* [Problem statement] Count every line in the entries that holds the word "filter". The reply is that count alone.

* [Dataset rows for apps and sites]

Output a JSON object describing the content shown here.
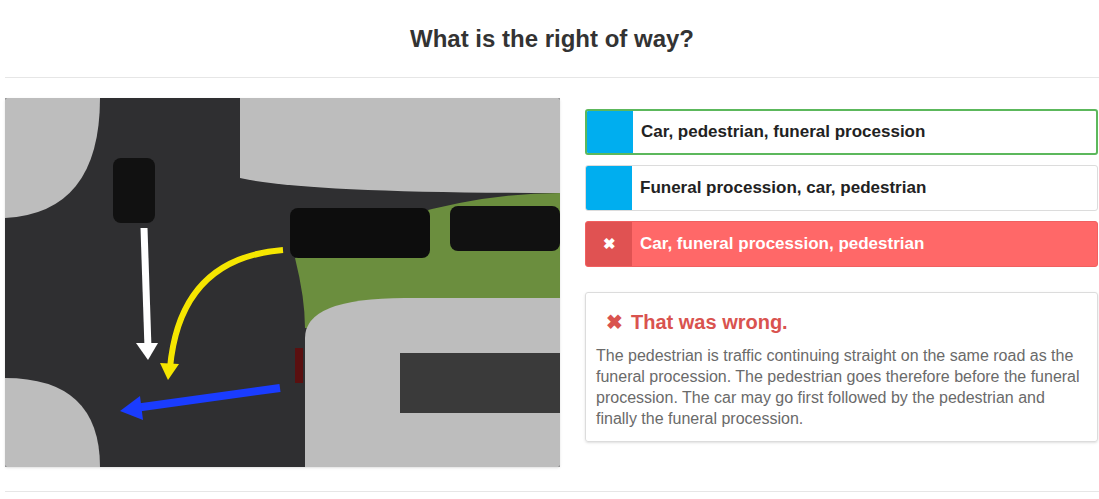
{
  "question": {
    "title": "What is the right of way?"
  },
  "options": [
    {
      "label": "Car, pedestrian, funeral procession",
      "selected": false,
      "correct": true,
      "mark": ""
    },
    {
      "label": "Funeral procession, car, pedestrian",
      "selected": false,
      "correct": false,
      "mark": ""
    },
    {
      "label": "Car, funeral procession, pedestrian",
      "selected": true,
      "correct": false,
      "mark": "✖"
    }
  ],
  "feedback": {
    "icon": "✖",
    "title": "That was wrong.",
    "text": "The pedestrian is traffic continuing straight on the same road as the funeral procession. The pedestrian goes therefore before the funeral procession. The car may go first followed by the pedestrian and finally the funeral procession."
  }
}
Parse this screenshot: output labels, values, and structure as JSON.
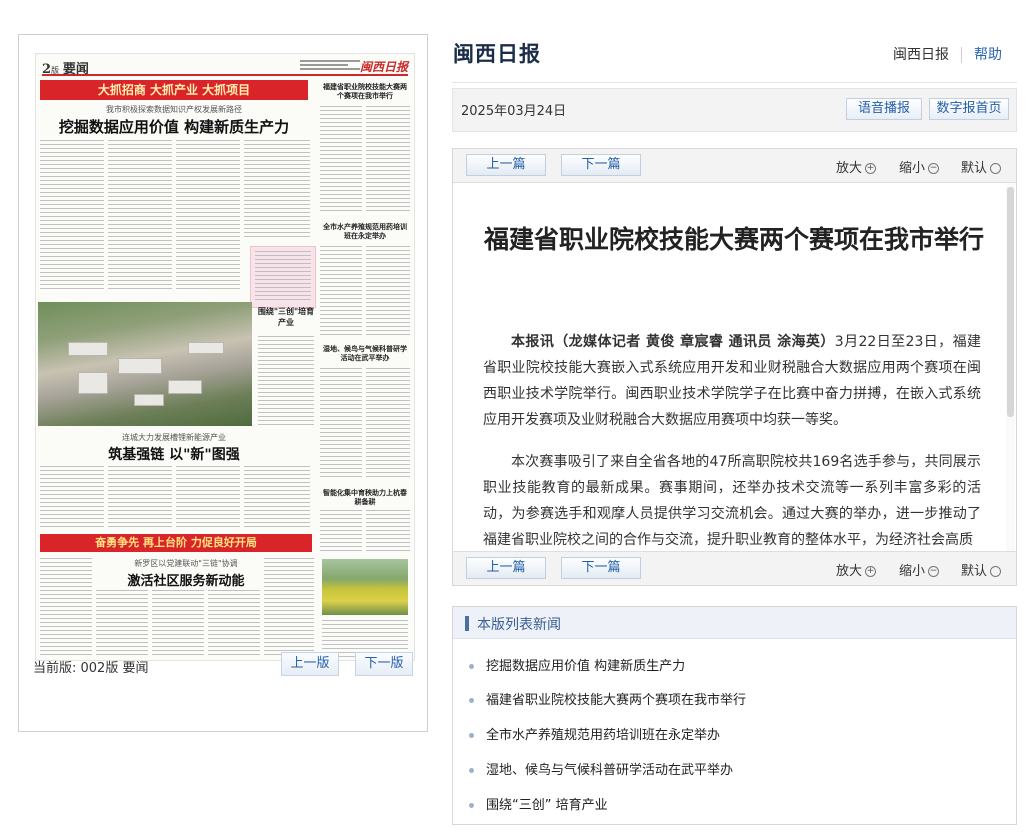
{
  "newspaper_page": {
    "page_no": "2",
    "page_unit": "版",
    "section": "要闻",
    "masthead": "闽西日报",
    "banner_top": "大抓招商  大抓产业  大抓项目",
    "lead_subtitle": "我市积极探索数据知识产权发展新路径",
    "lead_title": "挖掘数据应用价值  构建新质生产力",
    "side_head_1": "福建省职业院校技能大赛两个赛项在我市举行",
    "side_head_2": "全市水产养殖规范用药培训班在永定举办",
    "side_head_3": "湿地、候鸟与气候科普研学活动在武平举办",
    "side_head_4": "智能化集中育秧助力上杭春耕备耕",
    "photo_caption_title": "围绕\"三创\"培育产业",
    "mid_subtitle": "连城大力发展槽锂新能源产业",
    "mid_title": "筑基强链  以\"新\"图强",
    "banner_bottom": "奋勇争先  再上台阶  力促良好开局",
    "lower_subtitle": "新罗区以党建联动\"三链\"协调",
    "lower_title": "激活社区服务新动能"
  },
  "left_footer": {
    "current_label": "当前版: 002版 要闻",
    "prev_page": "上一版",
    "next_page": "下一版"
  },
  "header": {
    "site_title": "闽西日报",
    "nav_home": "闽西日报",
    "nav_help": "帮助"
  },
  "date_bar": {
    "date": "2025年03月24日",
    "voice_button": "语音播报",
    "digital_home_button": "数字报首页"
  },
  "toolbar": {
    "prev_article": "上一篇",
    "next_article": "下一篇",
    "zoom_in": "放大",
    "zoom_out": "缩小",
    "default": "默认"
  },
  "article": {
    "title": "福建省职业院校技能大赛两个赛项在我市举行",
    "byline": "本报讯（龙媒体记者 黄俊 章宸睿 通讯员 涂海英）",
    "para1": "3月22日至23日，福建省职业院校技能大赛嵌入式系统应用开发和业财税融合大数据应用两个赛项在闽西职业技术学院举行。闽西职业技术学院学子在比赛中奋力拼搏，在嵌入式系统应用开发赛项及业财税融合大数据应用赛项中均获一等奖。",
    "para2": "本次赛事吸引了来自全省各地的47所高职院校共169名选手参与，共同展示职业技能教育的最新成果。赛事期间，还举办技术交流等一系列丰富多彩的活动，为参赛选手和观摩人员提供学习交流机会。通过大赛的举办，进一步推动了福建省职业院校之间的合作与交流，提升职业教育的整体水平，为经济社会高质"
  },
  "news_list": {
    "heading": "本版列表新闻",
    "items": [
      "挖掘数据应用价值 构建新质生产力",
      "福建省职业院校技能大赛两个赛项在我市举行",
      "全市水产养殖规范用药培训班在永定举办",
      "湿地、候鸟与气候科普研学活动在武平举办",
      "围绕“三创” 培育产业"
    ]
  },
  "colors": {
    "accent_red": "#d9242a",
    "link_blue": "#245fa8",
    "title_navy": "#1b2d48"
  }
}
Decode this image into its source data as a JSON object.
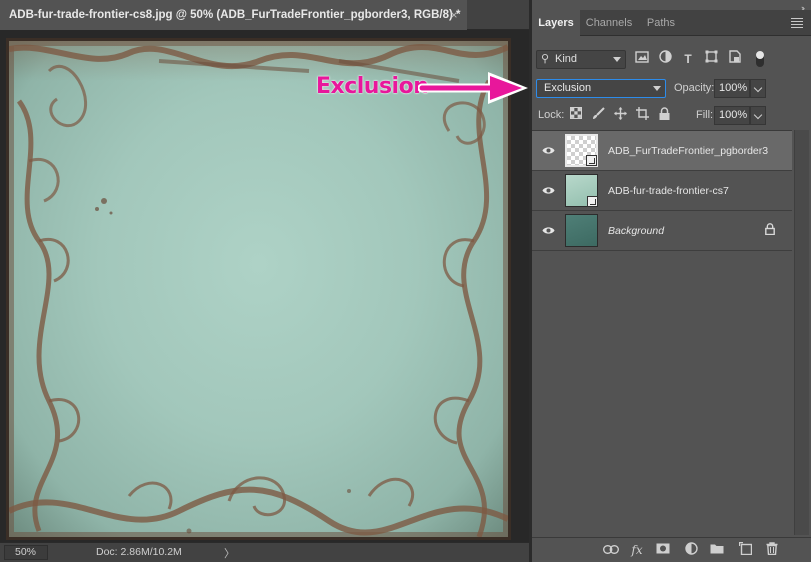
{
  "document": {
    "tab_title": "ADB-fur-trade-frontier-cs8.jpg @ 50% (ADB_FurTradeFrontier_pgborder3, RGB/8) *",
    "close_glyph": "×"
  },
  "status": {
    "zoom": "50%",
    "doc_size": "Doc: 2.86M/10.2M",
    "arrow": "〉"
  },
  "annotation": {
    "text": "Exclusion",
    "color": "#e8179b"
  },
  "panel": {
    "tabs": [
      {
        "label": "Layers",
        "active": true
      },
      {
        "label": "Channels",
        "active": false
      },
      {
        "label": "Paths",
        "active": false
      }
    ],
    "filter": {
      "kind_label": "Kind",
      "icons": [
        "image-filter-icon",
        "adjustment-filter-icon",
        "type-filter-icon",
        "shape-filter-icon",
        "smart-object-filter-icon"
      ]
    },
    "blend": {
      "mode": "Exclusion",
      "opacity_label": "Opacity:",
      "opacity_value": "100%"
    },
    "lock": {
      "label": "Lock:",
      "fill_label": "Fill:",
      "fill_value": "100%"
    },
    "layers": [
      {
        "name": "ADB_FurTradeFrontier_pgborder3",
        "selected": true,
        "smart_object": true,
        "italic": false,
        "locked": false
      },
      {
        "name": "ADB-fur-trade-frontier-cs7",
        "selected": false,
        "smart_object": true,
        "italic": false,
        "locked": false
      },
      {
        "name": "Background",
        "selected": false,
        "smart_object": false,
        "italic": true,
        "locked": true
      }
    ]
  },
  "colors": {
    "panel_bg": "#535353",
    "selected_layer": "#696969",
    "accent_focus": "#2d8ceb",
    "paper_mint": "#a8cdc1",
    "border_brown": "#7a5a44"
  }
}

* [Finished task] 6